A coxswain is coach, motivator, and driver, all in one. ‘The fifth oar’ — a good coxswain is an extreme asset in a race, and can be the difference maker.
A coxswain sits at the stern (back) of the boat facing the rowers, and steers by moving a rudder. The number one responsibility of the coxswain is the safety of the crew and other crews nearby. Secondly, a coxswain steers responsibly to protect the rowing boat and equipment. A coastal coxswain has additional challenges to contend with, including wind and tide conditions that affect the boat.

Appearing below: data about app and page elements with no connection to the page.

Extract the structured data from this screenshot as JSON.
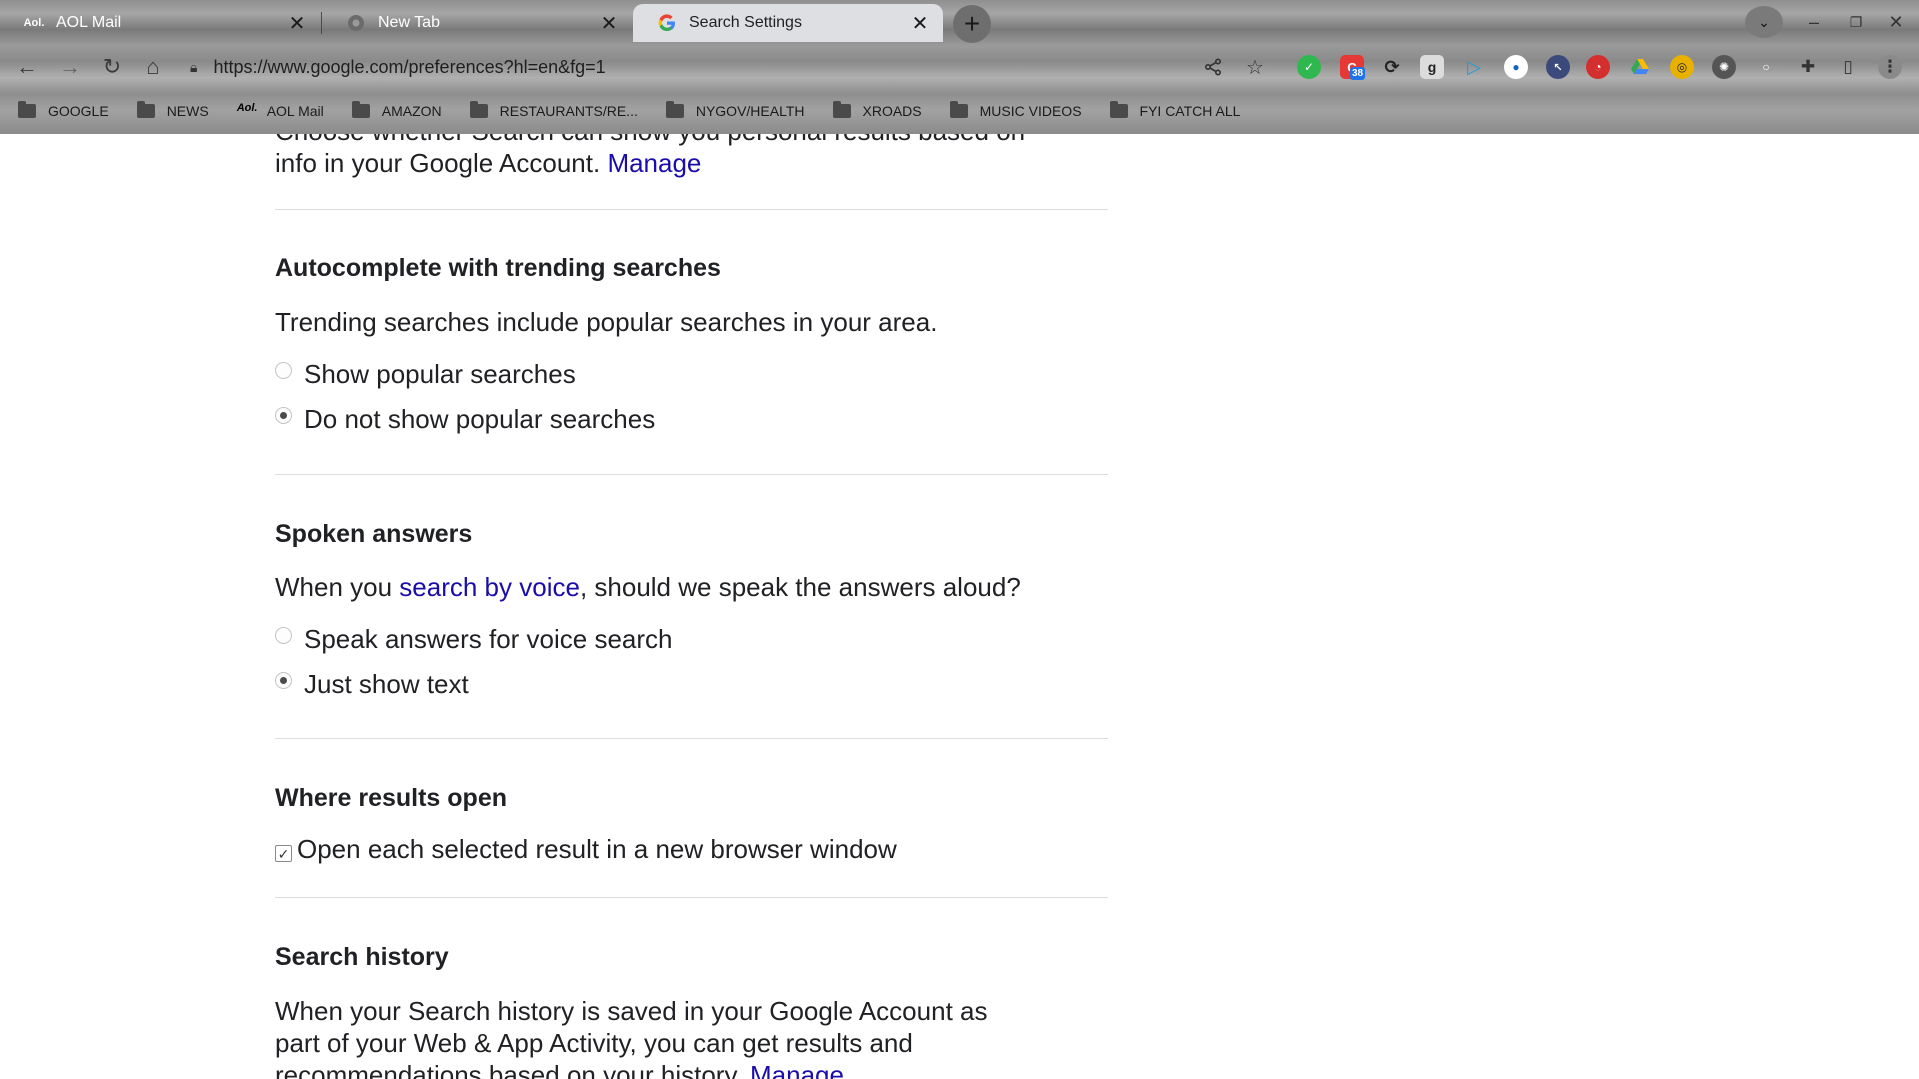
{
  "tabs": [
    {
      "title": "AOL Mail",
      "favicon": "aol-icon"
    },
    {
      "title": "New Tab",
      "favicon": "chrome-icon"
    },
    {
      "title": "Search Settings",
      "favicon": "google-icon",
      "active": true
    }
  ],
  "omnibox": {
    "url": "https://www.google.com/preferences?hl=en&fg=1"
  },
  "extensions": {
    "badge_count": "38"
  },
  "bookmarks": [
    {
      "label": "GOOGLE",
      "icon": "folder-icon"
    },
    {
      "label": "NEWS",
      "icon": "folder-icon"
    },
    {
      "label": "AOL Mail",
      "icon": "aol-icon"
    },
    {
      "label": "AMAZON",
      "icon": "folder-icon"
    },
    {
      "label": "RESTAURANTS/RE...",
      "icon": "folder-icon"
    },
    {
      "label": "NYGOV/HEALTH",
      "icon": "folder-icon"
    },
    {
      "label": "XROADS",
      "icon": "folder-icon"
    },
    {
      "label": "MUSIC VIDEOS",
      "icon": "folder-icon"
    },
    {
      "label": "FYI CATCH ALL",
      "icon": "folder-icon"
    }
  ],
  "page": {
    "personal": {
      "text_line1": "Choose whether Search can show you personal results based on",
      "text_line2": "info in your Google Account.",
      "manage_link": "Manage"
    },
    "autocomplete": {
      "heading": "Autocomplete with trending searches",
      "description": "Trending searches include popular searches in your area.",
      "options": [
        {
          "label": "Show popular searches",
          "checked": false
        },
        {
          "label": "Do not show popular searches",
          "checked": true
        }
      ]
    },
    "spoken": {
      "heading": "Spoken answers",
      "desc_prefix": "When you ",
      "desc_link": "search by voice",
      "desc_suffix": ", should we speak the answers aloud?",
      "options": [
        {
          "label": "Speak answers for voice search",
          "checked": false
        },
        {
          "label": "Just show text",
          "checked": true
        }
      ]
    },
    "results_open": {
      "heading": "Where results open",
      "checkbox_label": "Open each selected result in a new browser window",
      "checked": true
    },
    "history": {
      "heading": "Search history",
      "line1": "When your Search history is saved in your Google Account as",
      "line2": "part of your Web & App Activity, you can get results and",
      "line3": "recommendations based on your history.",
      "manage_link": "Manage"
    }
  }
}
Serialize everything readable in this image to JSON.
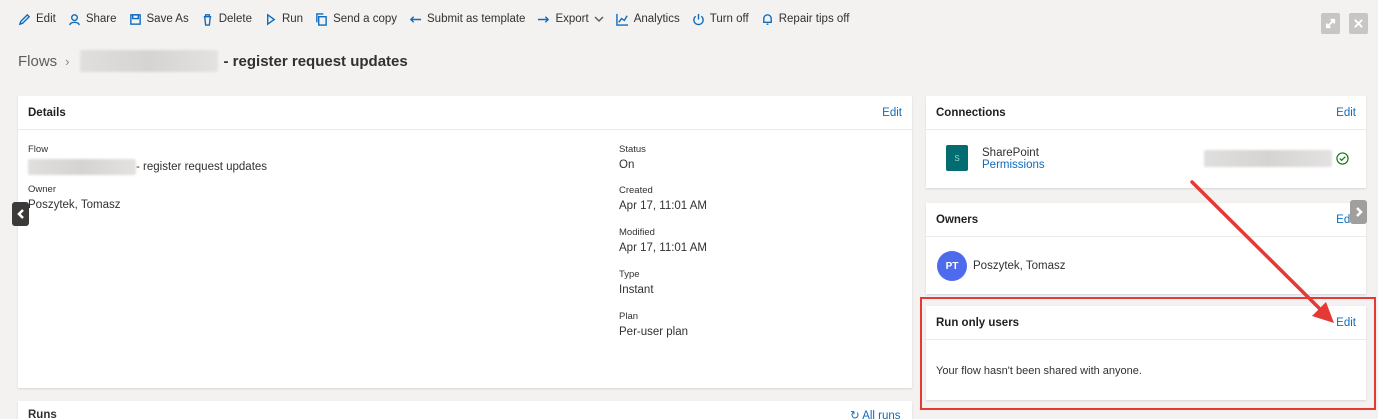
{
  "toolbar": {
    "items": [
      {
        "label": "Edit",
        "icon": "pencil-icon"
      },
      {
        "label": "Share",
        "icon": "share-icon"
      },
      {
        "label": "Save As",
        "icon": "save-as-icon"
      },
      {
        "label": "Delete",
        "icon": "trash-icon"
      },
      {
        "label": "Run",
        "icon": "play-icon"
      },
      {
        "label": "Send a copy",
        "icon": "copy-icon"
      },
      {
        "label": "Submit as template",
        "icon": "submit-icon"
      },
      {
        "label": "Export",
        "icon": "export-icon"
      },
      {
        "label": "Analytics",
        "icon": "chart-icon"
      },
      {
        "label": "Turn off",
        "icon": "power-icon"
      },
      {
        "label": "Repair tips off",
        "icon": "bell-icon"
      }
    ]
  },
  "breadcrumb": {
    "root": "Flows",
    "title": "- register request updates"
  },
  "details": {
    "header": "Details",
    "edit": "Edit",
    "flow_label": "Flow",
    "flow_value": "- register request updates",
    "owner_label": "Owner",
    "owner_value": "Poszytek, Tomasz",
    "status_label": "Status",
    "status_value": "On",
    "created_label": "Created",
    "created_value": "Apr 17, 11:01 AM",
    "modified_label": "Modified",
    "modified_value": "Apr 17, 11:01 AM",
    "type_label": "Type",
    "type_value": "Instant",
    "plan_label": "Plan",
    "plan_value": "Per-user plan"
  },
  "connections": {
    "header": "Connections",
    "edit": "Edit",
    "name": "SharePoint",
    "permissions": "Permissions"
  },
  "owners": {
    "header": "Owners",
    "edit": "Edit",
    "initials": "PT",
    "name": "Poszytek, Tomasz"
  },
  "run_only": {
    "header": "Run only users",
    "edit": "Edit",
    "message": "Your flow hasn't been shared with anyone."
  },
  "runs": {
    "header": "Runs",
    "all_runs": "All runs"
  },
  "colors": {
    "accent": "#0f6cbd",
    "highlight": "#e53935",
    "avatar": "#4f6bed",
    "sharepoint": "#036c70",
    "connected": "#107c10"
  }
}
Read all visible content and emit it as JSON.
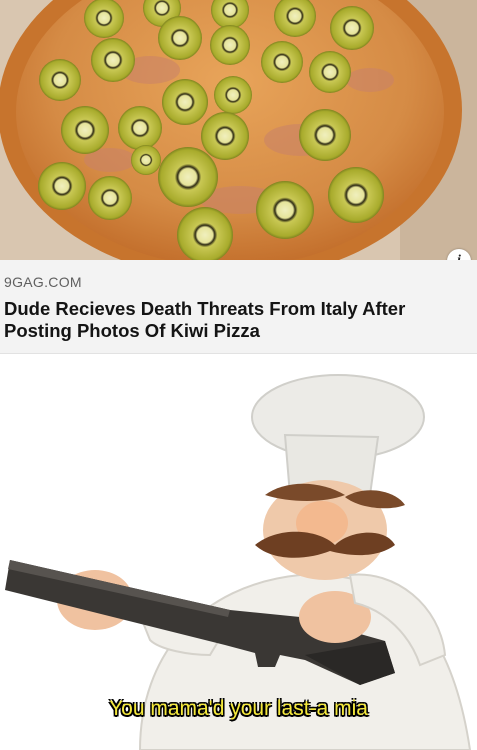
{
  "card": {
    "source": "9GAG.COM",
    "headline": "Dude Recieves Death Threats From Italy After Posting Photos Of Kiwi Pizza",
    "info_icon": "i"
  },
  "meme": {
    "caption": "You mama'd your last-a mia"
  },
  "colors": {
    "caption_text": "#f5e93c",
    "kiwi": "#b6b83a",
    "crust": "#d98a3c"
  }
}
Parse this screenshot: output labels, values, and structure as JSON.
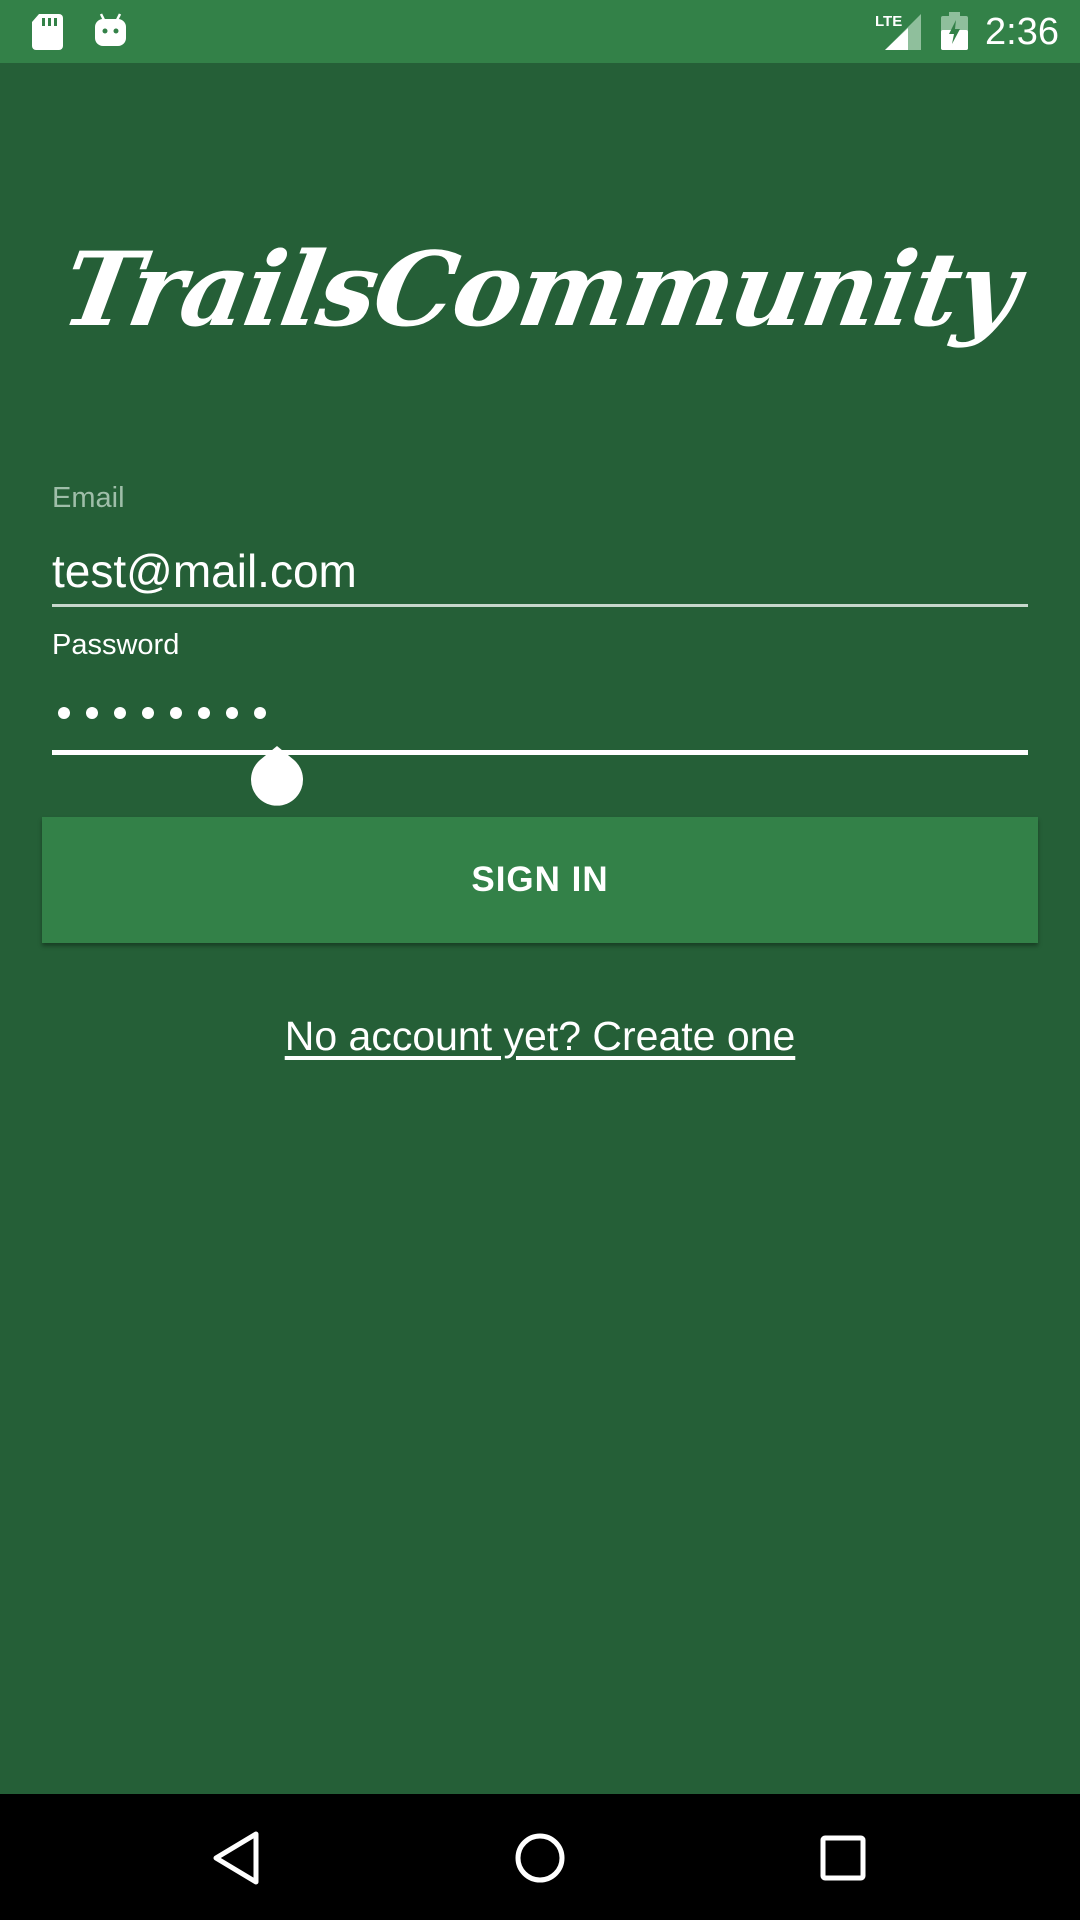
{
  "status_bar": {
    "time": "2:36",
    "icons": [
      "sd-card-icon",
      "android-icon",
      "lte-signal-icon",
      "battery-icon"
    ],
    "lte_label": "LTE"
  },
  "logo": {
    "text": "TrailsCommunity"
  },
  "email": {
    "label": "Email",
    "value": "test@mail.com"
  },
  "password": {
    "label": "Password",
    "masked_length": 8
  },
  "sign_in": {
    "label": "SIGN IN"
  },
  "create_account": {
    "label": "No account yet? Create one"
  },
  "nav": {
    "icons": [
      "back-icon",
      "home-icon",
      "recents-icon"
    ]
  },
  "colors": {
    "background": "#255f37",
    "status_bar": "#338148",
    "button": "#338148",
    "nav_bar": "#000000"
  }
}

A good coxswain communicates clearly and consistently so that rowers understand quickly the action to be taken. This process starts before rowers even hit the water; a cox directs the launch and sets the tone for readying the boat. During practice, a coxswain implements the warm-up which generally starts rowing at arms only, arms and body, progressing to full slide. Often coxswains warm-up the boat by pairs.
During the session, coxswains critique rowing technique to help rowers improve. It is the rowers’ responsibility to take these comments and make positive changes that boost efficiency. Sometimes a call will be aimed at one person, whilst other times it may be for the whole crew. A coxswain also implements drills and technical exercises to work on a specific part of the stroke. It’s essential the coxswain critique in a manner that’s positive and conducive to better rowing.
There’s nothing quite like the adrenaline rush of coxing your crew head to head in a race. A coxswain maps out the strategy, deciding when to push extra hard, and makes calls to keep the crew focussed. Alongside another boat, it’s the coxswain who encourages the crew to ‘take 10 and walk through ‘em.’ A coxswain works off of other boats, tells the crew where they are in the race, and makes technical and motivational calls.
It’s essential to steer and keep a good line when racing. In regattas, a coxswain steers the boat around a buoy at the halfway point. A tight turn saves valuable seconds to your crew’s time, and may put you ahead for the second half of the race. If you do win, be warned it’s tradition to throw the cox in the water!
Who can cox?
Anyone can cox – we encourage those interested to give it a try. Of course, we first brief new coxswains with safety rules. Even if you’ve coxed before, we’ll get you out as a rower first to familiarise you with the coast. Coxswains will start in boats with experienced rowers on flat water, and after gaining more experience may take out crews in varying conditions. Learning to cox is a valuable way to help the club, as a crew can’t practice without a cox. For more details about coxing at Southsea please see our Safety page.